“Perspective is worth 80 IQ points.” Alan Kay, American scientist
A parable from India describes 6 blind men and an elephant. They could not see the elephant but thought they could learn what it was like by touching it. The first touched its side and said it is like a wall. The second felt the tusk and said it is like a spear. The third held the trunk and said it is like a snake. The fourth grabbed the leg and said it is like a tree. The fifth touched the ear and said it is like a fan. And the sixth grabbed the tail and said it is like a rope. After the elephant departed, the six men argued. Each thought they knew how the elephant looked. However, none of them had a realistic idea of what an elephant was like–“the big picture.”
Perspective is “the capacity to view things in their true relations or relative importance,” per Merriam-Webster dictionary. Perspective is one of 24 character strengths of positive psychology. VIA Character website describes perspective as “the ability to see the bigger picture in life, …see the forest as well as the trees, to avoid getting wrapped up in the small details when there are bigger issues to consider….” Looking at the whole system, seeing and evaluating multiple sides first, can improve decisions and advice. But sometimes it is hard to have a balanced perspective. When anxious, we tend to have “tunnel vision,” an automatic response to threats. Similarly, when angry, we do and say things that we normally would not, “seeing red” rather than viewing the situation accurately. During adolescence, we all had situations we thought were “the end of the world” because we had not developed sufficient perspective through life experiences.
So, how can you improve your perspective? Step away from the situation, perhaps go for a walk or jog, especially if angry. Or immerse yourself in a hobby or chores to distract yourself. Then revisit the situation with fresh eyes. Experience nature–looking at mountains or star-studded skies puts life in perspective. Stand on a beach and admire the vast blue ocean; your problems will look different. Ask yourself, “Will this matter a year from now in the grand scheme of things?” Remind yourself your struggle is just for a season. My dad wisely said, “this too will pass.” Perhaps study history, or other cultures. Consider a spiritual viewpoint. Reading wisdom literature from religious or philosophical sources can enlighten. Talking with others provides new viewpoints. Getting away alone without distractions can provide space to reflect. In perspective, many “first-world problems” are minor compared to major third-world problems like starvation. Humor is a powerful perspective changer. HelpGuide.org affirms: “Laughter shifts perspective, allowing you to see situations in a more realistic, less threatening light. A humorous perspective creates psychological distance, which can help you avoid feeling overwhelmed and diffuse conflict.” Writer Christopher Morley said, “Humor…is an awareness that some things are really important, others not; and that the two kinds are most oddly jumbled in everyday affairs.”
Healthy perspectives can improve relationships.Actor Sterling K. Brown said “empathy begins with understanding life from another person’s perspective. Nobody has an objective experience of reality.

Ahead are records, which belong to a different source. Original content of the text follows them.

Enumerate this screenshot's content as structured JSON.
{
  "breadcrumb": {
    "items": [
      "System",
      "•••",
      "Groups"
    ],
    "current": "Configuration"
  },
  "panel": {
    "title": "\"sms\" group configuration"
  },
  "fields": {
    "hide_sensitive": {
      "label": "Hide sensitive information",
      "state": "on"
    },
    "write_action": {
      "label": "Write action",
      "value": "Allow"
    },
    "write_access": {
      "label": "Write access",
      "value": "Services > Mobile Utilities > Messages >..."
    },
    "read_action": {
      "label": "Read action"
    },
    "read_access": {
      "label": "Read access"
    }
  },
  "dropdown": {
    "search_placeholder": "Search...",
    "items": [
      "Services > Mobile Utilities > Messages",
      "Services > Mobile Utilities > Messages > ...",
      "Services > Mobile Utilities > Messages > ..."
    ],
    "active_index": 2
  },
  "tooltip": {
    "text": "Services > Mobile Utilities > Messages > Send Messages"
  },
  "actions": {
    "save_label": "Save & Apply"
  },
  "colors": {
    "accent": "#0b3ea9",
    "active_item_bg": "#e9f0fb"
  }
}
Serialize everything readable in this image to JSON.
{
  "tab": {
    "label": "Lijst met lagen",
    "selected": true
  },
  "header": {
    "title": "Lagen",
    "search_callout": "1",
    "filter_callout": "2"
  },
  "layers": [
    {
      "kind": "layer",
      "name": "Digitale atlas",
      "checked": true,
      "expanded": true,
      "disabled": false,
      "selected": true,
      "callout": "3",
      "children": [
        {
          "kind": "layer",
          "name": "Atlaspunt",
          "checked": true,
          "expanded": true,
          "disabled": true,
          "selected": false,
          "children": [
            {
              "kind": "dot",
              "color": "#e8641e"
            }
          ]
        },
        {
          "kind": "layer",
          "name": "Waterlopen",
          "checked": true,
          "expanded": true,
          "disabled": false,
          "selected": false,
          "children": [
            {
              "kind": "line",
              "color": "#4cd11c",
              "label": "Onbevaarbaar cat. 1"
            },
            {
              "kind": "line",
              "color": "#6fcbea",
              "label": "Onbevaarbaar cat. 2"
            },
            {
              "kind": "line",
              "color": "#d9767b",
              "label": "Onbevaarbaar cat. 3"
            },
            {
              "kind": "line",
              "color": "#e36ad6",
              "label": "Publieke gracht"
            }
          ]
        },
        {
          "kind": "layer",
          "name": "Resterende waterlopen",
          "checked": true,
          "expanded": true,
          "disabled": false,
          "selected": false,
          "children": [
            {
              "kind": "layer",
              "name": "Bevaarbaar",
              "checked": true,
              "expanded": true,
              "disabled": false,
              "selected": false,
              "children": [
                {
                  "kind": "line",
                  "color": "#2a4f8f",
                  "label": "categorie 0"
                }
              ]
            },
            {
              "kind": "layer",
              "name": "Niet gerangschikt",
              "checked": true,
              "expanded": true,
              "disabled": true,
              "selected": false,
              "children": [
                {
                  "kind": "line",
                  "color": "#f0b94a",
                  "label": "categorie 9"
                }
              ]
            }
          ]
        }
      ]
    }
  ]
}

It’s all through our own individual prisms.” Consider this observation by motivational speaker Wayne W. Dyer “Loving people live in a loving world. Hostile people live in a hostile world. Same world.” In closing, life coach Allison Carmen summarizes healthy perspective beautifully: “We stop our hyper-focus on the things that are bothering us, and we expand to see the entire vista of our lives. We stop looking just for the faults, and also look for what is wonderful and glorious. This is… seeing life in its entirety and acknowledging everything.” She continues, “there is so much to be thankful for and we see that so much is going our way. And for the things that continue to bother us, keep in mind that in every moment there is always Maybe. Life keeps moving and as the winds change direction MAYBE things will work out better than you ever imagined. Just Maybe!”
“The optimist sees the donut, the pessimist sees the hole.” Oscar Wilde